Light You've probably heard that nothing can go faster than the speed of light, but have you ever wondered how this rule gets enforced? What happens when you're cruising along in your spaceship and you go faster and faster and faster until you hit the light barrier? Do the dilithium crystals that power your engine suddenly melt down? Do you vanish from the known universe? Do you go backward in time? The correct answer is none of the above. Don't feel bad if you don't know it; no one in the world knew it until Albert Einstein worked it out. The easiest way to understand Einstein's explanation understand the simple equation that you have probably seen before: e = mc^{2}. In order to understand this equation, let's consider a similar equation, one for converting between square inches and square feet. If i is the number of square inches and f is the number of square feet, then we can write the equation: I =144 f . The 144 comes from squaring the number of inches per foot (12^{2} = 144). writing the same equation would be i = c^{2}f, where c in this case is equal to 12 inches per foot. Depending on what units we use, this equation can be used to convert any measure of area to any other measure of area; just the constant c will be different. For example, the same equation can be used for converting square yards to square meters, where c is 0.9144, the number of yards per meter. The c^{2} is just the conversion constant. The reason why these area equations work is that square feet and square inches are different ways of measuring the same thing, namely area. What Einstein realized, to everyone one's surprise, was that energy and mass are also just two different ways of measuring the same thing. It turns out that just a little bit of mass is equal to a whole lot of energy, so in the equation, the conversion constant is very large. For example, if we measure mass in kilograms and energy in joules, the equation can be written like this: e = 90,000,000,000,000,000 m. This means, for example, that a chargedup battery (which contains about one million joules of energy) weighs about 0.0000000001 grams more than a battery that has been discharged. If we work with different units, the conversion constant will be different.

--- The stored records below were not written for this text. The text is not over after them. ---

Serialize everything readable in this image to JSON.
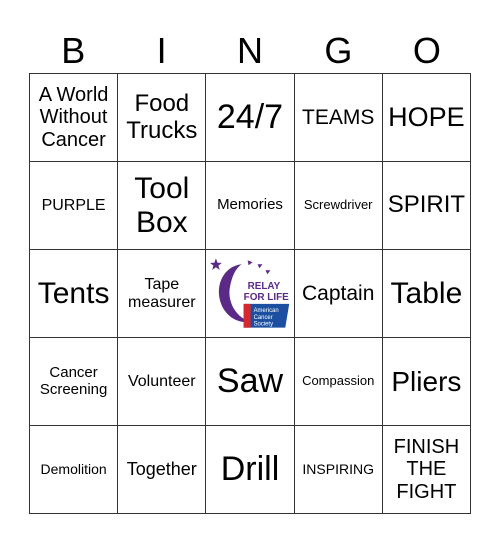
{
  "header": {
    "letters": [
      "B",
      "I",
      "N",
      "G",
      "O"
    ]
  },
  "cells": [
    {
      "text": "A World\nWithout\nCancer",
      "size": 20
    },
    {
      "text": "Food\nTrucks",
      "size": 24
    },
    {
      "text": "24/7",
      "size": 34
    },
    {
      "text": "TEAMS",
      "size": 21
    },
    {
      "text": "HOPE",
      "size": 27
    },
    {
      "text": "PURPLE",
      "size": 16
    },
    {
      "text": "Tool\nBox",
      "size": 30
    },
    {
      "text": "Memories",
      "size": 15
    },
    {
      "text": "Screwdriver",
      "size": 13
    },
    {
      "text": "SPIRIT",
      "size": 24
    },
    {
      "text": "Tents",
      "size": 30
    },
    {
      "text": "Tape\nmeasurer",
      "size": 16
    },
    {
      "text": "",
      "size": 0,
      "free": true,
      "logo": {
        "line1": "RELAY",
        "line2": "FOR LIFE",
        "org": [
          "American",
          "Cancer",
          "Society"
        ]
      }
    },
    {
      "text": "Captain",
      "size": 21
    },
    {
      "text": "Table",
      "size": 30
    },
    {
      "text": "Cancer\nScreening",
      "size": 15
    },
    {
      "text": "Volunteer",
      "size": 16
    },
    {
      "text": "Saw",
      "size": 34
    },
    {
      "text": "Compassion",
      "size": 13
    },
    {
      "text": "Pliers",
      "size": 28
    },
    {
      "text": "Demolition",
      "size": 14
    },
    {
      "text": "Together",
      "size": 18
    },
    {
      "text": "Drill",
      "size": 34
    },
    {
      "text": "INSPIRING",
      "size": 14
    },
    {
      "text": "FINISH\nTHE\nFIGHT",
      "size": 20
    }
  ],
  "colors": {
    "purple": "#5b2a86",
    "acs_blue": "#1c4fa0",
    "acs_red": "#d7282f"
  }
}
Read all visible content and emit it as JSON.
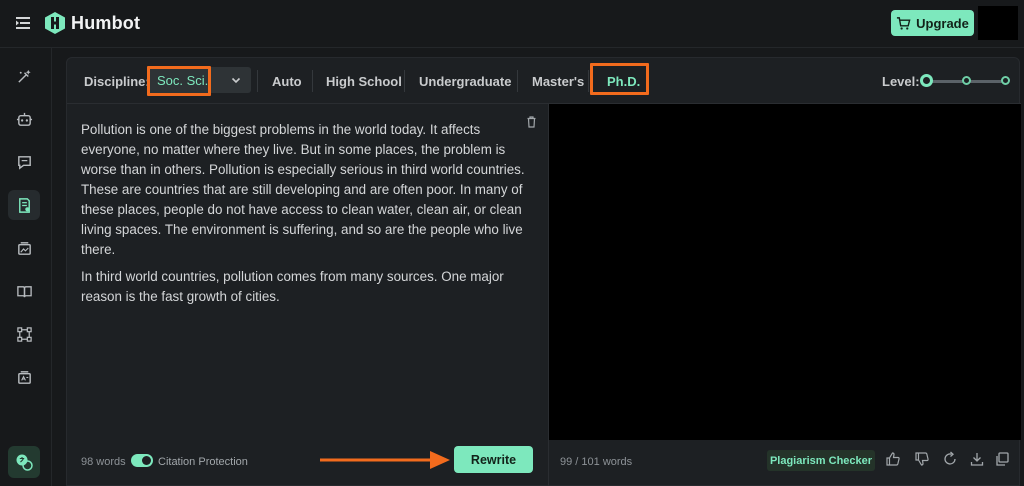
{
  "header": {
    "brand": "Humbot",
    "upgrade_label": "Upgrade"
  },
  "toolbar": {
    "discipline_label": "Discipline:",
    "discipline_value": "Soc. Sci.",
    "tabs": [
      {
        "label": "Auto"
      },
      {
        "label": "High School"
      },
      {
        "label": "Undergraduate"
      },
      {
        "label": "Master's"
      },
      {
        "label": "Ph.D."
      }
    ],
    "active_tab": "Ph.D.",
    "level_label": "Level:",
    "level_steps": 3,
    "level_selected": 1
  },
  "input": {
    "paragraphs": [
      "Pollution is one of the biggest problems in the world today. It affects everyone, no matter where they live. But in some places, the problem is worse than in others. Pollution is especially serious in third world countries. These are countries that are still developing and are often poor. In many of these places, people do not have access to clean water, clean air, or clean living spaces. The environment is suffering, and so are the people who live there.",
      "In third world countries, pollution comes from many sources. One major reason is the fast growth of cities."
    ],
    "word_count": "98 words",
    "citation_label": "Citation Protection",
    "citation_on": true,
    "rewrite_label": "Rewrite"
  },
  "output": {
    "word_count": "99 / 101 words",
    "plagiarism_label": "Plagiarism Checker"
  },
  "colors": {
    "accent": "#7de8bd",
    "highlight": "#f26b1d",
    "background": "#17191b",
    "panel": "#1d2023"
  }
}
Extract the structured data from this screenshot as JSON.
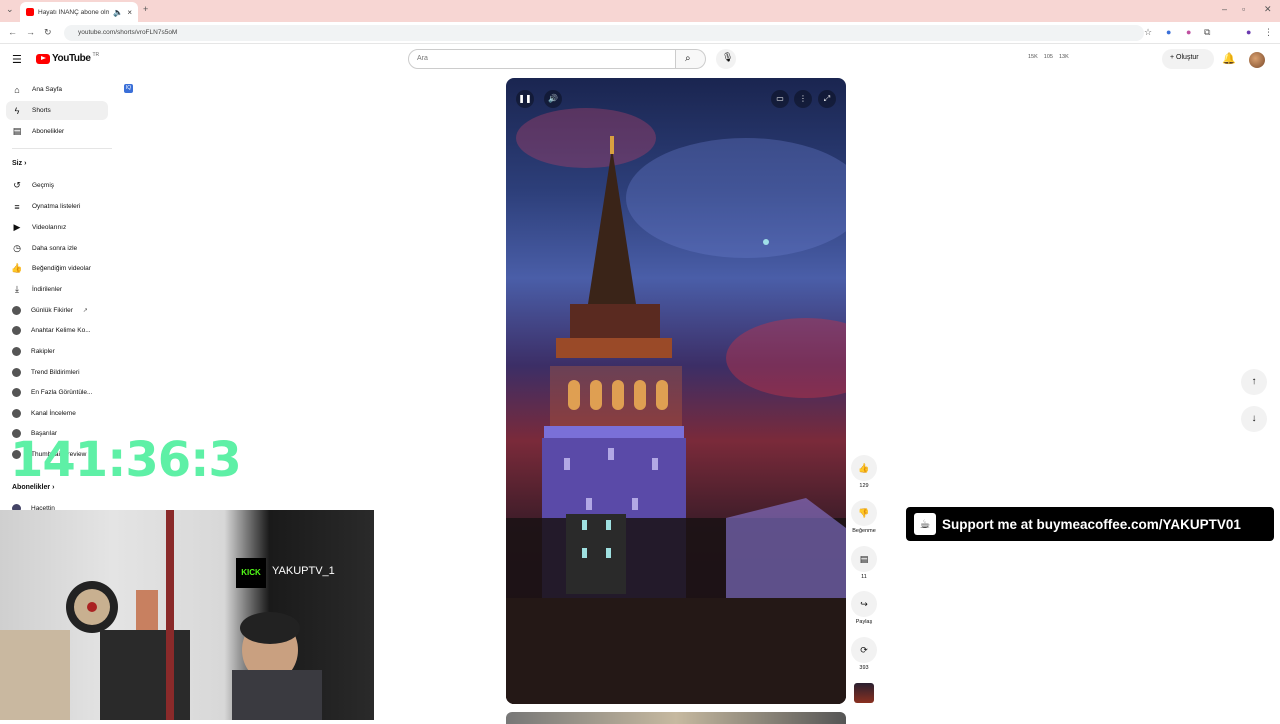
{
  "browser": {
    "tab_title": "Hayatı İNANÇ abone olma...",
    "tab_close": "×",
    "new_tab": "+",
    "url": "youtube.com/shorts/vroFLN7s5oM"
  },
  "header": {
    "logo_text": "YouTube",
    "logo_region": "TR",
    "search_placeholder": "Ara",
    "stats": [
      "15K",
      "105",
      "13K"
    ],
    "create_label": "Oluştur"
  },
  "sidebar": {
    "top_items": [
      {
        "label": "Ana Sayfa",
        "icon": "home-icon"
      },
      {
        "label": "Shorts",
        "icon": "shorts-icon"
      },
      {
        "label": "Abonelikler",
        "icon": "subscriptions-icon"
      }
    ],
    "you_section": "Siz",
    "you_items": [
      {
        "label": "Geçmiş",
        "icon": "history-icon"
      },
      {
        "label": "Oynatma listeleri",
        "icon": "playlist-icon"
      },
      {
        "label": "Videolarınız",
        "icon": "your-videos-icon"
      },
      {
        "label": "Daha sonra izle",
        "icon": "watch-later-icon"
      },
      {
        "label": "Beğendiğim videolar",
        "icon": "liked-icon"
      },
      {
        "label": "İndirilenler",
        "icon": "download-icon"
      }
    ],
    "ext_items": [
      "Günlük Fikirler",
      "Anahtar Kelime Ko...",
      "Rakipler",
      "Trend Bildirimleri",
      "En Fazla Görüntüle...",
      "Kanal İnceleme",
      "Başarılar",
      "Thumbnail Preview"
    ],
    "subs_section": "Abonelikler",
    "subs_first": "Hacettin"
  },
  "extension_badge": "IQ",
  "actions": {
    "likes": "129",
    "dislike_label": "Beğenme",
    "comments": "11",
    "share_label": "Paylaş",
    "remix": "393"
  },
  "overlay": {
    "timer": "141:36:3",
    "kick_logo": "KICK",
    "kick_name": "YAKUPTV_1",
    "support_prefix": "Support me at ",
    "support_url": "buymeacoffee.com/YAKUPTV01"
  },
  "colors": {
    "accent": "#ff0000",
    "timer": "#5ef0a6",
    "kick": "#53fc18"
  }
}
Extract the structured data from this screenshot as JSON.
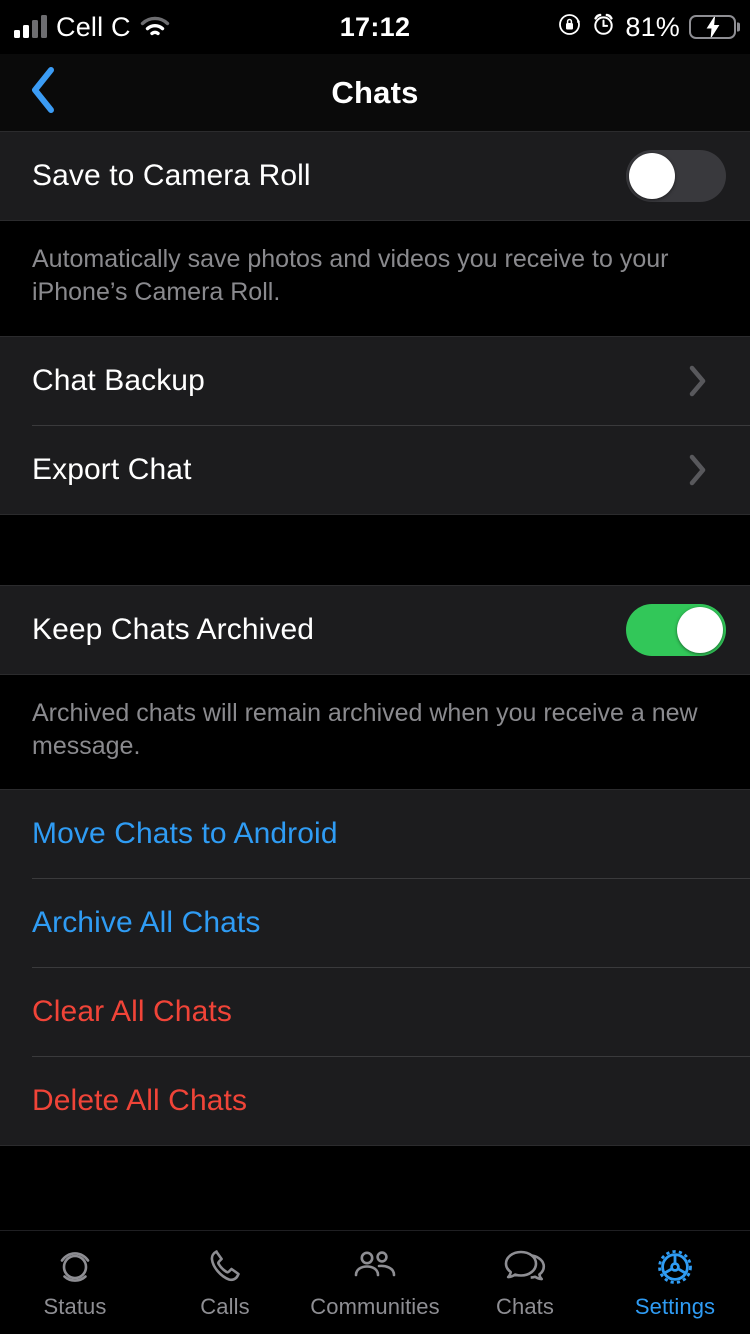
{
  "status_bar": {
    "carrier": "Cell C",
    "time": "17:12",
    "battery_percent": "81%",
    "signal_icon": "cellular-signal-icon",
    "wifi_icon": "wifi-icon",
    "rotation_lock_icon": "rotation-lock-icon",
    "alarm_icon": "alarm-clock-icon",
    "battery_icon": "battery-charging-icon"
  },
  "nav": {
    "back_icon": "chevron-left-icon",
    "title": "Chats"
  },
  "sections": [
    {
      "rows": [
        {
          "label": "Save to Camera Roll",
          "type": "toggle",
          "value": "off"
        }
      ],
      "footer": "Automatically save photos and videos you receive to your iPhone’s Camera Roll."
    },
    {
      "rows": [
        {
          "label": "Chat Backup",
          "type": "disclosure"
        },
        {
          "label": "Export Chat",
          "type": "disclosure"
        }
      ],
      "footer": ""
    },
    {
      "rows": [
        {
          "label": "Keep Chats Archived",
          "type": "toggle",
          "value": "on"
        }
      ],
      "footer": "Archived chats will remain archived when you receive a new message."
    },
    {
      "rows": [
        {
          "label": "Move Chats to Android",
          "type": "action",
          "style": "blue"
        },
        {
          "label": "Archive All Chats",
          "type": "action",
          "style": "blue"
        },
        {
          "label": "Clear All Chats",
          "type": "action",
          "style": "red"
        },
        {
          "label": "Delete All Chats",
          "type": "action",
          "style": "red"
        }
      ],
      "footer": ""
    }
  ],
  "rows": {
    "save_to_camera_roll": "Save to Camera Roll",
    "chat_backup": "Chat Backup",
    "export_chat": "Export Chat",
    "keep_chats_archived": "Keep Chats Archived",
    "move_chats_to_android": "Move Chats to Android",
    "archive_all_chats": "Archive All Chats",
    "clear_all_chats": "Clear All Chats",
    "delete_all_chats": "Delete All Chats"
  },
  "footers": {
    "camera_roll": "Automatically save photos and videos you receive to your iPhone’s Camera Roll.",
    "keep_archived": "Archived chats will remain archived when you receive a new message."
  },
  "tabbar": {
    "tabs": [
      {
        "label": "Status",
        "icon": "status-rings-icon",
        "active": false
      },
      {
        "label": "Calls",
        "icon": "phone-icon",
        "active": false
      },
      {
        "label": "Communities",
        "icon": "communities-people-icon",
        "active": false
      },
      {
        "label": "Chats",
        "icon": "chat-bubbles-icon",
        "active": false
      },
      {
        "label": "Settings",
        "icon": "gear-icon",
        "active": true
      }
    ]
  },
  "colors": {
    "accent_blue": "#2f9cf4",
    "destructive_red": "#f04438",
    "toggle_on_green": "#32c759",
    "toggle_off_gray": "#39393d",
    "row_background": "#1c1c1e",
    "page_background": "#000000",
    "secondary_text": "#8a8a8e"
  }
}
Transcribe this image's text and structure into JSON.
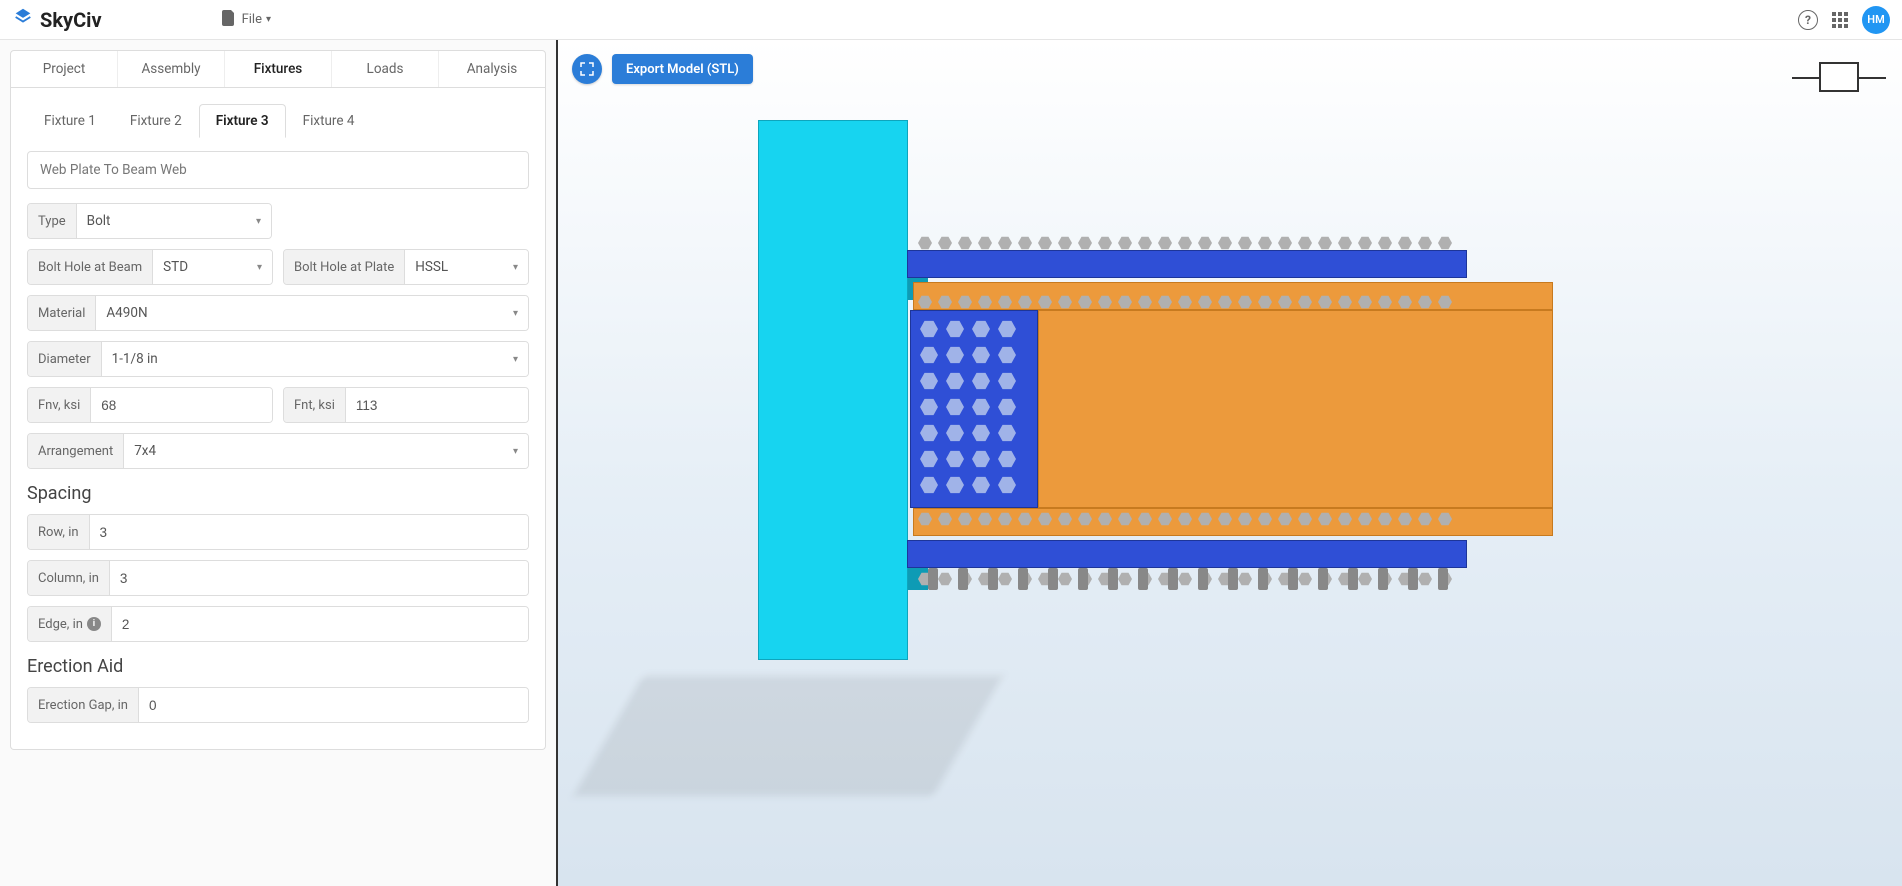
{
  "header": {
    "brand": "SkyCiv",
    "fileMenu": "File",
    "avatar": "HM"
  },
  "mainTabs": [
    {
      "label": "Project",
      "active": false
    },
    {
      "label": "Assembly",
      "active": false
    },
    {
      "label": "Fixtures",
      "active": true
    },
    {
      "label": "Loads",
      "active": false
    },
    {
      "label": "Analysis",
      "active": false
    }
  ],
  "subTabs": [
    {
      "label": "Fixture 1",
      "active": false
    },
    {
      "label": "Fixture 2",
      "active": false
    },
    {
      "label": "Fixture 3",
      "active": true
    },
    {
      "label": "Fixture 4",
      "active": false
    }
  ],
  "fixtureTitle": "Web Plate To Beam Web",
  "form": {
    "typeLabel": "Type",
    "typeValue": "Bolt",
    "boltHoleBeamLabel": "Bolt Hole at Beam",
    "boltHoleBeamValue": "STD",
    "boltHolePlateLabel": "Bolt Hole at Plate",
    "boltHolePlateValue": "HSSL",
    "materialLabel": "Material",
    "materialValue": "A490N",
    "diameterLabel": "Diameter",
    "diameterValue": "1-1/8 in",
    "fnvLabel": "Fnv, ksi",
    "fnvValue": "68",
    "fntLabel": "Fnt, ksi",
    "fntValue": "113",
    "arrangementLabel": "Arrangement",
    "arrangementValue": "7x4"
  },
  "spacing": {
    "heading": "Spacing",
    "rowLabel": "Row, in",
    "rowValue": "3",
    "columnLabel": "Column, in",
    "columnValue": "3",
    "edgeLabel": "Edge, in",
    "edgeValue": "2"
  },
  "erection": {
    "heading": "Erection Aid",
    "gapLabel": "Erection Gap, in",
    "gapValue": "0"
  },
  "viewport": {
    "exportLabel": "Export Model (STL)"
  }
}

For instance, if we measure mass in tons, and energy in BTUs, then c will be 93,856,000,000,000,000. (It happens to work out that the conversion constant in a particular set of units is always the speed of light in those units, but that is another story.) If we measure both energy and mass in what physicists call "the natural units" (in which c = 1), we would write the equation: e = m, which makes it easier to understand; it just means that energy and mass are the same thing.